• _ACTIVITY_: From the entries below, determine the number of lines that contain "zoom". Give that number by itself.

### MATERIAL FOR THIS TASK ###

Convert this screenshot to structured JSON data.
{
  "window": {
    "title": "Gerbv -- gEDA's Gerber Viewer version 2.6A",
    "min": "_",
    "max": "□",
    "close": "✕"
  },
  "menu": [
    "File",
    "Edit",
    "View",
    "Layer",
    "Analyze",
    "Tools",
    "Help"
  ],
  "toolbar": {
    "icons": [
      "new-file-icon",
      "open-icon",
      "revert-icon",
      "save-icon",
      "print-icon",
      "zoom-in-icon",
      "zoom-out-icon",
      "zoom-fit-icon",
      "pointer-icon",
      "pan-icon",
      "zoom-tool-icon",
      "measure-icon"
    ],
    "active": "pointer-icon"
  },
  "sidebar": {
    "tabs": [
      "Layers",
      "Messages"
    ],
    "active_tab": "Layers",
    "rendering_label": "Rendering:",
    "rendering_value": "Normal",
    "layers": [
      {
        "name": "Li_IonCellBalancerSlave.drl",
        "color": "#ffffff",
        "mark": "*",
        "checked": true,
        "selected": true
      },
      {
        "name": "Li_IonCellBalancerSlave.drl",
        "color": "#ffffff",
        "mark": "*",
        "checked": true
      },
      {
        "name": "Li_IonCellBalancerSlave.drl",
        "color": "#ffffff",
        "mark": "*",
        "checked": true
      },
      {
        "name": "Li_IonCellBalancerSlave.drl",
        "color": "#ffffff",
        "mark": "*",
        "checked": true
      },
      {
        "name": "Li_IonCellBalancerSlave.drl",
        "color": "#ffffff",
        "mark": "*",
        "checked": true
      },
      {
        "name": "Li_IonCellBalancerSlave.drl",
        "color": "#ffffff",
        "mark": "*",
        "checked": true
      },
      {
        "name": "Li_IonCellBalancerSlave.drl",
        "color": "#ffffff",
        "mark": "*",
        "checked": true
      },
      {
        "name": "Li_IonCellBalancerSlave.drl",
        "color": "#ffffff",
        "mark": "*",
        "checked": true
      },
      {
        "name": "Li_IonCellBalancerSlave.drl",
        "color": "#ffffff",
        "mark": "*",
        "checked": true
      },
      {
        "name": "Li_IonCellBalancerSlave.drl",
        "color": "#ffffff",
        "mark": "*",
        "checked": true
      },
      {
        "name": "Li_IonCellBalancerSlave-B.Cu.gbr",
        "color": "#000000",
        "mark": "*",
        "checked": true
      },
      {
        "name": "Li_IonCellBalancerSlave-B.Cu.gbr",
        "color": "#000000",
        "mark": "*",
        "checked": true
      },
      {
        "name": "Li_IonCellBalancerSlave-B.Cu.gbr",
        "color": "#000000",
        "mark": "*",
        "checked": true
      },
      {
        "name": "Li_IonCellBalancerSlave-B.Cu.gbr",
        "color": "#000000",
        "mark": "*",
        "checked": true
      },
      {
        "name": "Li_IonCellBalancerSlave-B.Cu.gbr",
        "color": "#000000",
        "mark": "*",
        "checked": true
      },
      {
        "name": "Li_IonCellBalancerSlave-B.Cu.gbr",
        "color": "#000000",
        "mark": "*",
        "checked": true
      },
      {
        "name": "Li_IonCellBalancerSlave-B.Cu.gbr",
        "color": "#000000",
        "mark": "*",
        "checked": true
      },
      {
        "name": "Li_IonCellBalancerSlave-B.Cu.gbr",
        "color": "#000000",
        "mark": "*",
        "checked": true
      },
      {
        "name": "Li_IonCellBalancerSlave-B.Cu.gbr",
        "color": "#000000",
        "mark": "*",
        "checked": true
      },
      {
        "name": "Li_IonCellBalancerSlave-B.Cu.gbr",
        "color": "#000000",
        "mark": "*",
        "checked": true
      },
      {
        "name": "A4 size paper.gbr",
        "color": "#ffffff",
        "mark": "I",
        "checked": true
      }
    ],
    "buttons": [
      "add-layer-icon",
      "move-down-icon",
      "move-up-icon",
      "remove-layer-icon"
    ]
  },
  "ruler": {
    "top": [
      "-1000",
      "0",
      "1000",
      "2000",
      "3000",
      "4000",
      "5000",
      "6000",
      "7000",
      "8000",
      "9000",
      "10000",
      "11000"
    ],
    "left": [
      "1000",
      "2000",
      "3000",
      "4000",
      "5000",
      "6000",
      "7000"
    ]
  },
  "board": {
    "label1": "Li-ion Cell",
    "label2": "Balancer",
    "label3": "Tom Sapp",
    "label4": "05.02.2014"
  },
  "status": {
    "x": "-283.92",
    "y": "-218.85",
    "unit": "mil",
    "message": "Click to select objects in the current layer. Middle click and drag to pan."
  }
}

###

• _YOUR RESPONSE_: 4